:: Material for this exercise ::
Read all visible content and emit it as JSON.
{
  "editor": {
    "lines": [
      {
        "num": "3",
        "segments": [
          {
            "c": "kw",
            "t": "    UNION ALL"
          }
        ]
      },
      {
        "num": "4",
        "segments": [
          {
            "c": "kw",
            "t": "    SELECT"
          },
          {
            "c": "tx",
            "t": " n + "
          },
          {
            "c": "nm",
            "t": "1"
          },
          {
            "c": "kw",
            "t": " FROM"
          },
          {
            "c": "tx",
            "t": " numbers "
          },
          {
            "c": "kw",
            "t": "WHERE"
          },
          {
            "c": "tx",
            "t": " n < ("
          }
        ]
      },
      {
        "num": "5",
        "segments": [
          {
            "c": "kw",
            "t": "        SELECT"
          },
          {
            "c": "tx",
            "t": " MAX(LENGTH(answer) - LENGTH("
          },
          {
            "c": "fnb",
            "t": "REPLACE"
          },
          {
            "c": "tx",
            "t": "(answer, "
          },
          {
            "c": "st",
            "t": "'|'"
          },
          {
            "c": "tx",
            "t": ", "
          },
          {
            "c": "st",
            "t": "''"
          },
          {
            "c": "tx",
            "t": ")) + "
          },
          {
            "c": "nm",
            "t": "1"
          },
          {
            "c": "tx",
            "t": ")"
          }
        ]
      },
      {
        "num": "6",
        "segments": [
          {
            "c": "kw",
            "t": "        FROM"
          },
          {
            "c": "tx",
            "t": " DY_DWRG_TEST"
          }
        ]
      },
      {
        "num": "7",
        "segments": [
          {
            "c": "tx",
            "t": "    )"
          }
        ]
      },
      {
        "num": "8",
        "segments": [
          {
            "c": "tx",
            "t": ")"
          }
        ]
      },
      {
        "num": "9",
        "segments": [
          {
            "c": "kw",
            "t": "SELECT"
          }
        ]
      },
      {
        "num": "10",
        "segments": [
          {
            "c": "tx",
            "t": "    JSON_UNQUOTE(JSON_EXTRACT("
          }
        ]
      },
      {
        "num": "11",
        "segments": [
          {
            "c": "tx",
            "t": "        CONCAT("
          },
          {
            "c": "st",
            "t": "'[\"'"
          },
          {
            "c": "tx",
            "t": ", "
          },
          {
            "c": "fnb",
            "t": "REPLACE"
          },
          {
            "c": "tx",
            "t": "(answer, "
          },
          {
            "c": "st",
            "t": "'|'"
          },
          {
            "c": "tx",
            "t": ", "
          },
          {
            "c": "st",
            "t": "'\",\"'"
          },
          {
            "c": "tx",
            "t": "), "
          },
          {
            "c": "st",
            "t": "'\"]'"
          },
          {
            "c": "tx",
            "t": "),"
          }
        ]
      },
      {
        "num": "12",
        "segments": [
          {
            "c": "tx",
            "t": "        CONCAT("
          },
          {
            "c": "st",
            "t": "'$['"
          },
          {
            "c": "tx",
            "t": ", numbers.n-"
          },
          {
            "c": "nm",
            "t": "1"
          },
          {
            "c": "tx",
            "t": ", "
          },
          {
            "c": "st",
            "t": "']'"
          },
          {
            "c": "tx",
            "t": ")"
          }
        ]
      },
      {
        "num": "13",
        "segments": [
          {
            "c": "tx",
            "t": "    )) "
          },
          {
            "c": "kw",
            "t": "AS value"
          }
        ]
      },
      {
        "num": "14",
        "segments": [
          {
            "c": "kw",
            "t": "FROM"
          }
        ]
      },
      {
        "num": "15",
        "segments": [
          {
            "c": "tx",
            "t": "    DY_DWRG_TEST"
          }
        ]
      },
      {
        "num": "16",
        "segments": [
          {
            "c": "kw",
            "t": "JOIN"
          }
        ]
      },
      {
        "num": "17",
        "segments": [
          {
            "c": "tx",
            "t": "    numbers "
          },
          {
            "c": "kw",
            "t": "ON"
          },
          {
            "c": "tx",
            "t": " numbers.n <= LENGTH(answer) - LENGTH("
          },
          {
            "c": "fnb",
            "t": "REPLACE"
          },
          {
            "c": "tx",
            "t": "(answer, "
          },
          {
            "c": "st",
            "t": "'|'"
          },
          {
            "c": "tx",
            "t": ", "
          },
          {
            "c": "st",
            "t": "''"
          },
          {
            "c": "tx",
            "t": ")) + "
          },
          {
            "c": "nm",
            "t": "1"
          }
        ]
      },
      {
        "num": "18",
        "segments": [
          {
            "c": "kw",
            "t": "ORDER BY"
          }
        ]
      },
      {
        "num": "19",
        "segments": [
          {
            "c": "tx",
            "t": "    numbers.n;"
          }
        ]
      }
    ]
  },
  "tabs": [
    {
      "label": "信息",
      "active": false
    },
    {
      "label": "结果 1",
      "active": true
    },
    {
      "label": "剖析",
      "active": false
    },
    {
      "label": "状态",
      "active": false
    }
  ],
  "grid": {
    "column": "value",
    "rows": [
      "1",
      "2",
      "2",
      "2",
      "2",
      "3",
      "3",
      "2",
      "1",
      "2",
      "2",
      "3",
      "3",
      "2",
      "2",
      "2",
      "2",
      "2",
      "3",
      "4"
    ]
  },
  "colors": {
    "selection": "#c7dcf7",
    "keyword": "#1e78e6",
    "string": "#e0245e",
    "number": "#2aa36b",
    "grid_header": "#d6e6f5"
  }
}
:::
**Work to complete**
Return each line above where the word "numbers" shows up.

**Response area**
            "t": " numbers "
            "t": ", numbers.n-"
            "t": "    numbers "
            "t": " numbers.n <= LENGTH(answer) - LENGTH("
            "t": "    numbers.n;"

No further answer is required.